Melanie Travis has survived the events of the past year, and is now the owner of ten-month-old poodle puppy Faith, as well as the mother of five-year-old son Davey, and teacher in the school Davey attends.
And Aunt Peg is pulling her ever deeper into the world of dog breeding and showing. Peg's most recent maneuver is to bring Melanie to meetings of the Bell Haven Kennel Club, as her guest. It's just an unfortunate coincidence that her first meeting starts with an announcement that the previous meeting's dinner checks have gone missing, and the evening then finishes with the club's corresponding secretary being murdered right after the end of the meeting, just out of sight of other members in the dark.
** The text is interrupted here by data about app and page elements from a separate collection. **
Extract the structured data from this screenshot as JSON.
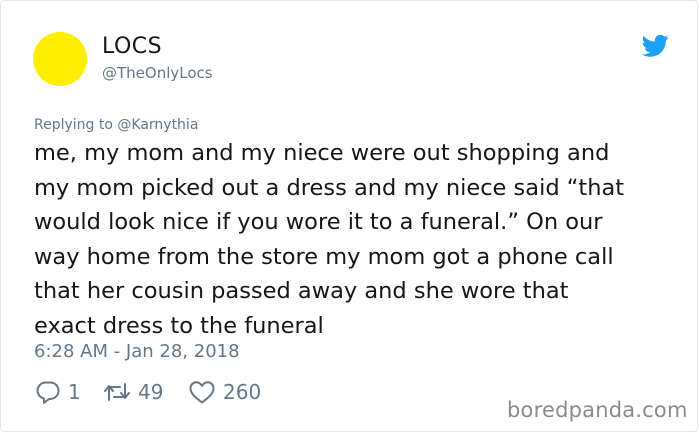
{
  "user": {
    "display_name": "LOCS",
    "handle": "@TheOnlyLocs",
    "avatar_color": "#ffee00"
  },
  "tweet": {
    "reply_prefix": "Replying to ",
    "reply_mention": "@Karnythia",
    "text": "me, my mom and my niece were out shopping and\nmy mom picked out a dress and my niece said “that\nwould look nice if you wore it to a funeral.” On our\nway home from the store my mom got a phone call\nthat her cousin passed away and she wore that\nexact dress to the funeral",
    "timestamp": "6:28 AM - Jan 28, 2018"
  },
  "actions": {
    "reply_count": "1",
    "retweet_count": "49",
    "like_count": "260",
    "reply_icon": "speech-bubble-icon",
    "retweet_icon": "retweet-icon",
    "like_icon": "heart-icon"
  },
  "brand": {
    "icon": "twitter-bird-icon",
    "color": "#1da1f2"
  },
  "watermark": "boredpanda.com"
}
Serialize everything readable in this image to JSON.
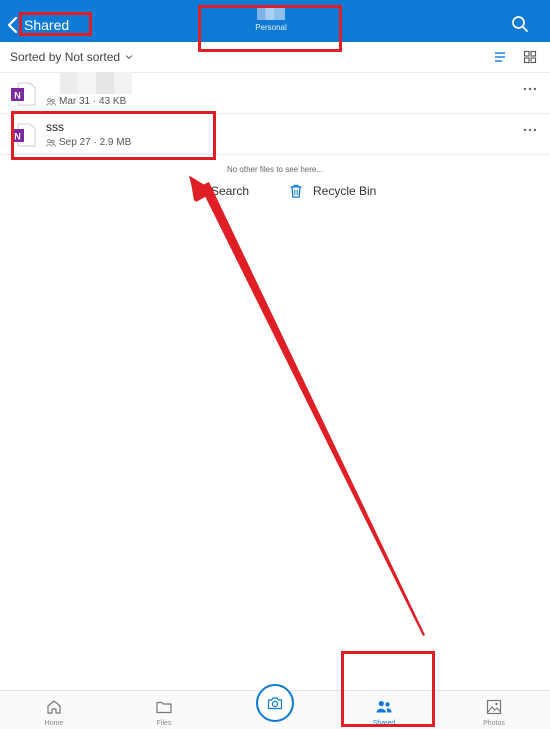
{
  "header": {
    "back_label": "Shared",
    "title_subtitle": "Personal"
  },
  "sort": {
    "label": "Sorted by Not sorted"
  },
  "files": [
    {
      "name": "",
      "meta": "Mar 31 · 43 KB",
      "icon": "onenote-icon"
    },
    {
      "name": "sss",
      "meta": "Sep 27 · 2.9 MB",
      "icon": "onenote-icon"
    }
  ],
  "empty_note": "No other files to see here...",
  "actions": {
    "search_label": "Search",
    "recycle_label": "Recycle Bin"
  },
  "tabs": {
    "home": "Home",
    "files": "Files",
    "shared": "Shared",
    "photos": "Photos"
  },
  "colors": {
    "accent": "#0f7ad5",
    "annotation": "#e01e25",
    "onenote": "#7b2aa0"
  }
}
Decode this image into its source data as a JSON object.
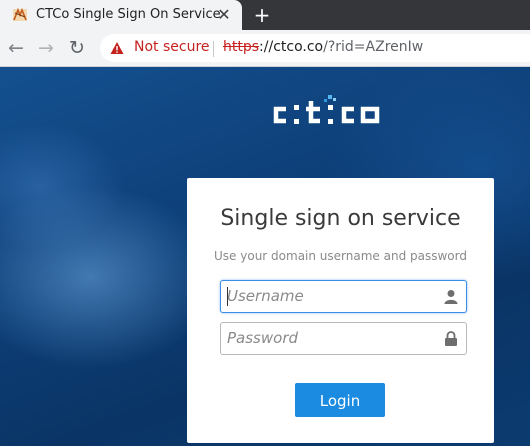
{
  "browser": {
    "tab": {
      "title": "CTCo Single Sign On Service",
      "favicon": "ctco-favicon-icon"
    },
    "omnibox": {
      "security_label": "Not secure",
      "url_scheme": "https",
      "url_rest": "://ctco.co",
      "url_path": "/?rid=AZrenIw"
    },
    "colors": {
      "warning": "#c5221f"
    }
  },
  "page": {
    "logo_text": "c:t:co",
    "card": {
      "title": "Single sign on service",
      "subtitle": "Use your domain username and password",
      "username_placeholder": "Username",
      "password_placeholder": "Password",
      "login_label": "Login"
    },
    "colors": {
      "accent": "#1a8be0",
      "focus": "#3a8ee6"
    }
  }
}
Peg, of course, bullies Melanie into investigating both problems. Melanie starts asking questions, while continuing to teach, care for her child, and compete in dog shows with Faith. If that weren't keeping her busy enough, no worries; her ex-husband, Bob, has got that covered.
Because yes, Bob has suddenly reappeared, after having departed from Melanie and Davey's lives when Davey was less than a year old. It seems Bob has grown up some in the last four years, is getting married, and thinks he wants joint custody of their son. Did I mention he's moved from Connecticut to Texas?
It's all a lot to juggle. It's not made easier by the fact that asking questions about the dead corresponding secretary, Monica, is turning up lots of evidence that there are too many people with potential motives to have her killed, rather than too few. Monica was in the habit of tucking in little notes to various members with the club newsletter, letting them know she knew about the secrets they would least want revealed. She'd written to most members of the club. Which one thought their secret was worth killing for?
On top of everything else, there's the small matter of Melanie's relationship with Sam Driver. Bob isn't pleased. Sam isn't pleased. Melanie isn't pleased. Davey, though, is enjoying getting to know his father, as well as all the gifts Bob is giving him.
This is an enjoyable mystery, with characters who are interesting and decently developed. My personal complaint is that not enough time is spent on the dogs, but that's my dog-loving preference. Berenson keeps the focus on the mystery and the people who play a role in it, and handles the plot and the people well.